OLS Field Name OLS Field Data
Main Title Chesapeake Bay area nutrient management programs : an overview /
CORP Author Environmental Protection Agency, Annapolis, MD. Chesapeake Bay Program.
Publisher Printed by the Environmental Protection Agency for the Chesapeake Bay Program,
Year Published 1996
Report Number EPA-903-R-96-001; CBP/TRS-143/96
Stock Number PB96-147483
OCLC Number 36780293
Subjects Nutrient pollution of water--Chesapeake Bay Region (Md. and Va.) ; Water quality management--Chesapeake Bay Region (Md. and Va.)
Additional Subjects Nutrients ; Water pollution control ; Watersheds ; Potomac River basin ; Agriculture ; Urban areas ; Runoff ; Leaching ; Chesapeake Bay
Internet Access
Description Access URL
Library Call Number Additional Info Location Last
EJAD  EPA 903/R-96-001 Region 3 Library/Philadelphia, PA 11/14/2011
EJDD  CB 00778 Env Science Center Library/Ft Meade,MD 03/26/1999
NTIS  PB96-147483 Most EPA libraries have a fiche copy filed under the call number shown. Check with individual libraries about paper copy. 01/01/1988
Collation 7 p. : ill. ; 28 cm.

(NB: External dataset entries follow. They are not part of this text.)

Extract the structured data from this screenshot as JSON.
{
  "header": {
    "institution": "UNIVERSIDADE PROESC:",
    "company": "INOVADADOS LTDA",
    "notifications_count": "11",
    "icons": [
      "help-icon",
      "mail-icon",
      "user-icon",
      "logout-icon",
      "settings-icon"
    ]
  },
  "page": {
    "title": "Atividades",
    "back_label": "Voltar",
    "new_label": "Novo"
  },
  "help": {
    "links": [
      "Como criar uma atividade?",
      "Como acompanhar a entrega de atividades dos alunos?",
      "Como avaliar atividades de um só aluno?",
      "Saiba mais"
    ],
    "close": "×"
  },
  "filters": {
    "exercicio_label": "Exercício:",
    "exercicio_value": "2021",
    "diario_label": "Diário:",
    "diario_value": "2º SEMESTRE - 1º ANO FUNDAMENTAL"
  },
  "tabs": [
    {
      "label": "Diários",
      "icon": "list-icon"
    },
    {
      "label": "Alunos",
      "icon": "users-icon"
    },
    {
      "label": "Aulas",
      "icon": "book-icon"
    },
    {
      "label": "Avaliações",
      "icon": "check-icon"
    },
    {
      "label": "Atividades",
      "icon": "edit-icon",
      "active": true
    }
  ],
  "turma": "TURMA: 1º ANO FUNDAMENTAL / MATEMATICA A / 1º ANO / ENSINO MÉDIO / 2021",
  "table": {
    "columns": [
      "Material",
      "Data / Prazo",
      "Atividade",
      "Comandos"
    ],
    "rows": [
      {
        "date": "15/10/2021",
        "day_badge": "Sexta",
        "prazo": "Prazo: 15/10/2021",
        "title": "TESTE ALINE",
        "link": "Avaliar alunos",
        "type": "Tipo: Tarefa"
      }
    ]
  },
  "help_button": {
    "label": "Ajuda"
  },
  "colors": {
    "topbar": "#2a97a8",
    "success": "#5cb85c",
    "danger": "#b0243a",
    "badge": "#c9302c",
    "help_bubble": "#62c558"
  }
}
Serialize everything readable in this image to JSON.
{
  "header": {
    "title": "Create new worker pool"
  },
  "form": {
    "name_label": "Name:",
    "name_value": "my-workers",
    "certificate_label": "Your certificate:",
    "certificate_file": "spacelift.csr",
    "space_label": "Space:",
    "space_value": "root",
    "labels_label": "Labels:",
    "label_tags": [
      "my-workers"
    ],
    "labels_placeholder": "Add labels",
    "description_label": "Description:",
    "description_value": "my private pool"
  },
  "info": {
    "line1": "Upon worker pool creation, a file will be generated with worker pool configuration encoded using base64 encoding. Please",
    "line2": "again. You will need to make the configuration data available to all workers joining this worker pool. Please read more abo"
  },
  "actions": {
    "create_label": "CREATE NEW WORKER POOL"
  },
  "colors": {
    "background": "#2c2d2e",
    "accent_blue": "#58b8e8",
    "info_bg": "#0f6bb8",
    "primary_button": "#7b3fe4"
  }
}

Agriculture has been identified as a major contributor of nutrients to the Chesapeake Bay in the 1987 Chesapeake Bay Agreement. Under this agreement, the states of Maryland, Pennsylvania, and Virginia and the District of Columbia committed to reduce nutrient loads to the Chesapeake Bay by 40 percent by the year 2000. These jurisdictions have made the implementation of agricultural nonpoint source (NPS) pollution control effective practice to reduce NPS pollution in the 1992 Baywide Nutrient Reduction Reevaluation and the 1995 'Cost Analysis for Nonpoint Source Control Strategies in the Chesapeake Basin'. Nutrient management is a pollution prevention practice that manages the rate, timing, and method of application of nutrients and minimizes their potential losses through runoff or leaching to groundwater. Nitrogen, phosphorus and potassium are three essential plant nutrients used in significant amounts in intensive agricultural operations. These nutrients are important for satisfactory crop production but, if not managed properly, can easily move from farmland to ground and surface waters.
"March 1996." "CBP/TRS 143/96, EPA-903-R-96-001"--Cover.